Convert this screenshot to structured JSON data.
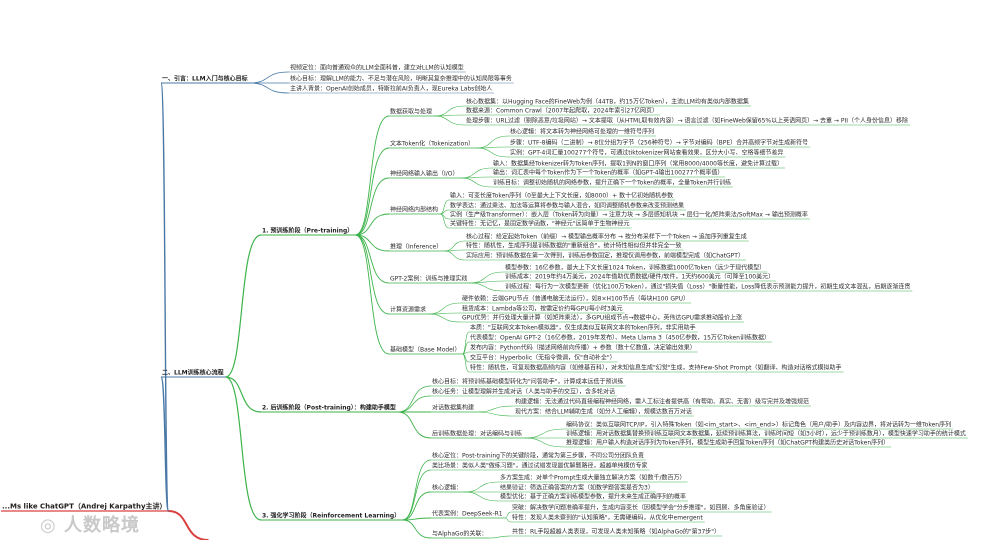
{
  "root": {
    "label": "...Ms like ChatGPT（Andrej Karpathy主讲）"
  },
  "watermark": "◎ 人数略境",
  "colors": {
    "root_edge": "#d94040",
    "intro_branch": "#4a78a6",
    "pretrain_branch": "#3cb34a",
    "post_branch": "#3cb34a",
    "rl_branch": "#3cb34a",
    "main_branch": "#4a78a6"
  },
  "intro": {
    "title": "一、引言：LLM入门与核心目标",
    "items": [
      "视频定位：面向普通观众的LLM全面科普，建立对LLM的认知模型",
      "核心目标：理解LLM的能力、不足与潜在风险，明晰其复杂推理中的认知局限等事务",
      "主讲人背景：OpenAI创始成员，特斯拉前AI负责人，现Eureka Labs创始人"
    ]
  },
  "main": {
    "title": "二、LLM训练核心流程",
    "pretrain": {
      "title": "1. 预训练阶段（Pre-training）",
      "data": {
        "title": "数据获取与处理",
        "items": [
          "核心数据集：以Hugging Face的FineWeb为例（44TB，约15万亿Token），主流LLM均有类似内部数据集",
          "数据来源：Common Crawl（2007年起爬取，2024年索引27亿网页）",
          "处理步骤：URL过滤（剔除恶意/垃圾网站）→ 文本提取（从HTML取有效内容）→ 语言过滤（如FineWeb保留65%以上英语网页）→ 去重 → PII（个人身份信息）移除"
        ]
      },
      "token": {
        "title": "文本Token化（Tokenization）",
        "items": [
          "核心逻辑：将文本转为神经网络可处理的一维符号序列",
          "步骤：UTF-8编码（二进制）→ 8位分组为字节（256种符号）→ 字节对编码（BPE）合并高频字节对生成新符号",
          "实例：GPT-4词汇量100277个符号，可通过tiktokenizer网站查看效果，区分大小写、空格等细节差异"
        ]
      },
      "io": {
        "title": "神经网络输入输出（I/O）",
        "items": [
          "输入：数据集经Tokenizer转为Token序列，提取1到N的窗口序列（常用8000/4000等长度，避免计算过载）",
          "输出：词汇表中每个Token作为下一个Token的概率（如GPT-4输出100277个概率值）",
          "训练目标：调整初始随机的网络参数，提升正确下一个Token的概率，全量Token并行训练"
        ]
      },
      "internal": {
        "title": "神经网络内部结构",
        "items": [
          "输入：可变长度Token序列（0至最大上下文长度，如8000）+ 数十亿初始随机参数",
          "数学表达：通过乘法、加法等运算将参数与输入混合，如同调整随机参数来改变预测结果",
          "实例（生产级Transformer）：嵌入层（Token转为向量）→ 注意力块 → 多层感知机块 → 层归一化/矩阵乘法/SoftMax → 输出预测概率",
          "关键特性：无记忆，是固定数学函数，\"神经元\"远简单于生物神经元"
        ]
      },
      "inference": {
        "title": "推理（Inference）",
        "items": [
          "核心过程：给定起始Token（前缀）→ 模型输出概率分布 → 按分布采样下一个Token → 追加序列重复生成",
          "特性：随机性，生成序列是训练数据的\"重新组合\"，统计特性相似但并非完全一致",
          "实际应用：预训练数据在第一次得到，训练后参数固定，推理仅调用参数，前端模型完成（如ChatGPT）"
        ]
      },
      "gpt2": {
        "title": "GPT-2案例：训练与推理实践",
        "items": [
          "模型参数：16亿参数，最大上下文长度1024 Token，训练数据1000亿Token（远少于现代模型）",
          "训练成本：2019年约4万美元，2024年借助优质数据/硬件/软件，1天约600美元（可降至100美元）",
          "训练过程：每行为一次模型更新（优化100万Token），通过\"损失值（Loss）\"衡量性能，Loss降低表示预测能力提升，初期生成文本混乱，后期逐渐连贯"
        ]
      },
      "compute": {
        "title": "计算资源需求",
        "items": [
          "硬件依赖：云端GPU节点（普通电脑无法运行），如8×H100节点（每块H100 GPU）",
          "租赁成本：Lambda等公司，按需定价约每GPU每小时3美元",
          "GPU优势：并行处理大量计算（如矩阵乘法），多GPU组成节点→数据中心，英伟达GPU需求推动股价上涨"
        ]
      },
      "base": {
        "title": "基础模型（Base Model）",
        "items": [
          "本质：\"互联网文本Token模拟器\"，仅生成类似互联网文本的Token序列，非实用助手",
          "代表模型：OpenAI GPT-2（16亿参数，2019年发布）、Meta Llama 3（450亿参数，15万亿Token训练数据）",
          "发布内容：Python代码（描述网络前向传播）+ 参数（数十亿数值，决定输出效果）",
          "交互平台：Hyperbolic（无指令微调，仅\"自动补全\"）",
          "特性：随机性，可复现数据高频内容（如维基百科），对未知信息生成\"幻觉\"生成，支持Few-Shot Prompt（如翻译、构造对话格式模拟助手"
        ]
      }
    },
    "post": {
      "title": "2. 后训练阶段（Post-training）：构建助手模型",
      "goals": [
        "核心目标：将预训练基础模型转化为\"问答助手\"，计算成本远低于预训练",
        "核心任务：让模型理解并生成对话（人类与助手的交互），含多轮对话"
      ],
      "dataset": {
        "title": "对话数据集构建",
        "items": [
          "构建逻辑：无法通过代码直接编程神经网络，需人工标注者提供高（有帮助、真实、无害）级写完并及增强规范",
          "现代方案：结合LLM辅助生成（如分人工编辑），规模达数百万对话"
        ]
      },
      "token": {
        "title": "后训练数据处理：对话编码与训练",
        "items": [
          "编码协议：类似互联网TCP/IP，引入特殊Token（如<im_start>、<im_end>）标记角色（用户/助手）及内容边界，将对话转为一维Token序列",
          "训练逻辑：用对话数据集替换预训练互联网文本数据集，延续预训练算法，训练时间短（如3小时），远少于预训练数月），模型快速学习助手的统计模式",
          "推理逻辑：用户输入构造对话序列为Token序列，模型生成助手回复Token序列（如ChatGPT构建类历史对话Token序列）"
        ]
      }
    },
    "rl": {
      "title": "3. 强化学习阶段（Reinforcement Learning）",
      "items": [
        "核心定位：Post-training下的关键阶段，通常为第三步骤，不同公司分团队负责",
        "类比场景：类似人类\"做练习题\"，通过试错发现最优解题路径，超越单纯模仿专家"
      ],
      "logic": {
        "title": "核心逻辑：",
        "items": [
          "多方案生成：对单个Prompt生成大量独立解决方案（如数千/数百万）",
          "结果验证：筛选正确答案的方案（如数学题答案是否为3）",
          "模型优化：基于正确方案训练模型参数，提升未来生成正确序列的概率"
        ]
      },
      "deepseek": {
        "title": "代表案例：DeepSeek-R1",
        "items": [
          "突破：解决数学问题准确率提升，生成内容变长（因模型学会\"分步推理\"，如回顾、多角度验证）",
          "特性：发现人类未察到的\"认知策略\"，无需硬编码，从优化中emergent"
        ]
      },
      "alphago": {
        "title": "与AlphaGo的关联：",
        "items": [
          "共性：RL手段超越人类表现，可发现人类未知策略（如AlphaGo的\"第37步\"）"
        ]
      }
    }
  }
}
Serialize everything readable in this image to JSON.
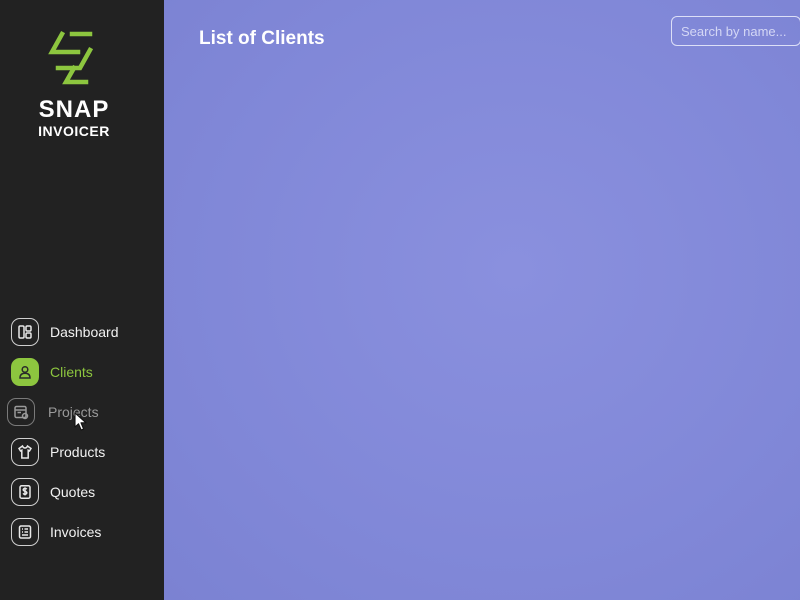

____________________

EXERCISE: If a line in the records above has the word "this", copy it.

RESPONSE BELOW:
Convert this screenshot to structured JSON data.
Serialize everything readable in this image to JSON.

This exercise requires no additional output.